# WORK ITEM:
Each line from the material with the word "Português" in it must be copied.

# SUPPLIED ENTRIES:

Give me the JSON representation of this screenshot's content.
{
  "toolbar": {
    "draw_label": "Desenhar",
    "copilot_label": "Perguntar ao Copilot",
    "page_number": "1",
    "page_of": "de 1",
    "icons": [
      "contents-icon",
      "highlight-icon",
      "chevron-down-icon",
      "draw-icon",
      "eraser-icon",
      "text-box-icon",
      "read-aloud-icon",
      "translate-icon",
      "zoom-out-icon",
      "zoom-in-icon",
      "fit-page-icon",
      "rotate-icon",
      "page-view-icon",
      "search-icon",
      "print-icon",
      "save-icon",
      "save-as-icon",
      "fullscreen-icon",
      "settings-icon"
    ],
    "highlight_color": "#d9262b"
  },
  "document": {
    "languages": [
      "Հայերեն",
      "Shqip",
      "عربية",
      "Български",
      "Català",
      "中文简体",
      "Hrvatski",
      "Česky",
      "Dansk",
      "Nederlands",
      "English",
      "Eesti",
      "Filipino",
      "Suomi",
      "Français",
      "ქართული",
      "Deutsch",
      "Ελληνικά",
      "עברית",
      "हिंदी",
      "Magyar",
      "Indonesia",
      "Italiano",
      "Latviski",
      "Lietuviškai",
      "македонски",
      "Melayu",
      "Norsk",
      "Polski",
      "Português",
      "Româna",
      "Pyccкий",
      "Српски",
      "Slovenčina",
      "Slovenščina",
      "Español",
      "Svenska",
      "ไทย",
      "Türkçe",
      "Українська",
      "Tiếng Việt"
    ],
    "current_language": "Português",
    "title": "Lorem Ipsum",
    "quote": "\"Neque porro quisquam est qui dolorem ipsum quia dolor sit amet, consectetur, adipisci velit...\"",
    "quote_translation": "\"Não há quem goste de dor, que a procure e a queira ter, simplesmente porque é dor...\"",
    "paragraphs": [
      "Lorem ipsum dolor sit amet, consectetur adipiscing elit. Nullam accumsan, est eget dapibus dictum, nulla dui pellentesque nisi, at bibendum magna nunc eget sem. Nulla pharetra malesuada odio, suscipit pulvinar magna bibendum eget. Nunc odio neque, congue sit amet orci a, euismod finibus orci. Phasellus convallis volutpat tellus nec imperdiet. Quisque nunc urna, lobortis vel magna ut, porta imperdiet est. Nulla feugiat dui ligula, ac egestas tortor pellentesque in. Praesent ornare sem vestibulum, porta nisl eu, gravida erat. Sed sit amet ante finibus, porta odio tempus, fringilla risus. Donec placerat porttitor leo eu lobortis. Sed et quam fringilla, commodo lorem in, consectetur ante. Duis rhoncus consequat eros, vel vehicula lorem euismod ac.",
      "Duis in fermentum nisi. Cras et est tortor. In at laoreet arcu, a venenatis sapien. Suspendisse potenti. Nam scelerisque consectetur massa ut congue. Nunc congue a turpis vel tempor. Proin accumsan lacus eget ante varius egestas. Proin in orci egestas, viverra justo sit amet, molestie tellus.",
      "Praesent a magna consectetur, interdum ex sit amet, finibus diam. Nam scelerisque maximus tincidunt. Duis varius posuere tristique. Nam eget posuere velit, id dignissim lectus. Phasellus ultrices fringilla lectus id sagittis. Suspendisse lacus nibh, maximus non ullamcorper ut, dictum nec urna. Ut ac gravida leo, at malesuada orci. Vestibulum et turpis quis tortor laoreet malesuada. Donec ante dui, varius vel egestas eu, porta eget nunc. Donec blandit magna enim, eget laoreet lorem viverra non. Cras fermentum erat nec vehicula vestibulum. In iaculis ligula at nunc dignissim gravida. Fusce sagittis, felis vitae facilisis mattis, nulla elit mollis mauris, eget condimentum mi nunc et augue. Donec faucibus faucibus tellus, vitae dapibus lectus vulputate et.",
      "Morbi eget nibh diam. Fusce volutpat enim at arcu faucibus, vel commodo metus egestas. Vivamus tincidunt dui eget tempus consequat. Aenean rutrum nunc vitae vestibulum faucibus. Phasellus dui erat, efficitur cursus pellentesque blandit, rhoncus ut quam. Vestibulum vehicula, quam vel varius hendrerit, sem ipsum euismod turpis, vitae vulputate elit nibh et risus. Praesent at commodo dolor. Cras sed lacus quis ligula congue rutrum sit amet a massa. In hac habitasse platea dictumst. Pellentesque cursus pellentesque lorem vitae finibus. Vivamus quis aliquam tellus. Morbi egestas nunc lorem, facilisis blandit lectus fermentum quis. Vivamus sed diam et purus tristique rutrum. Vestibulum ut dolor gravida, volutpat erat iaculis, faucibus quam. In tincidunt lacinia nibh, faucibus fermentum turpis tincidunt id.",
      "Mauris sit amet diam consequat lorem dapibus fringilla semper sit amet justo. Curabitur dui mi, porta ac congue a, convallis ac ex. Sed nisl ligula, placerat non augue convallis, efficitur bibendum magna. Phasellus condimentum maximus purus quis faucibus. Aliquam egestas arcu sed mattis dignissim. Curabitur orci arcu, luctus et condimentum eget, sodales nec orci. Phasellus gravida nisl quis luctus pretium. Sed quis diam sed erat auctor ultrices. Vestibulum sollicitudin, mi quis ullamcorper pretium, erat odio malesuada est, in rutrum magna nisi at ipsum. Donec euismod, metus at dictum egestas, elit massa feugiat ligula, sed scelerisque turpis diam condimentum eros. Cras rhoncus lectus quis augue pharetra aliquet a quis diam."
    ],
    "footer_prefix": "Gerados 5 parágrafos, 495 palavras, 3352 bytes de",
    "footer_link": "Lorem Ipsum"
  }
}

# EXERCISE ANSWER:
      "Português",
    "current_language": "Português",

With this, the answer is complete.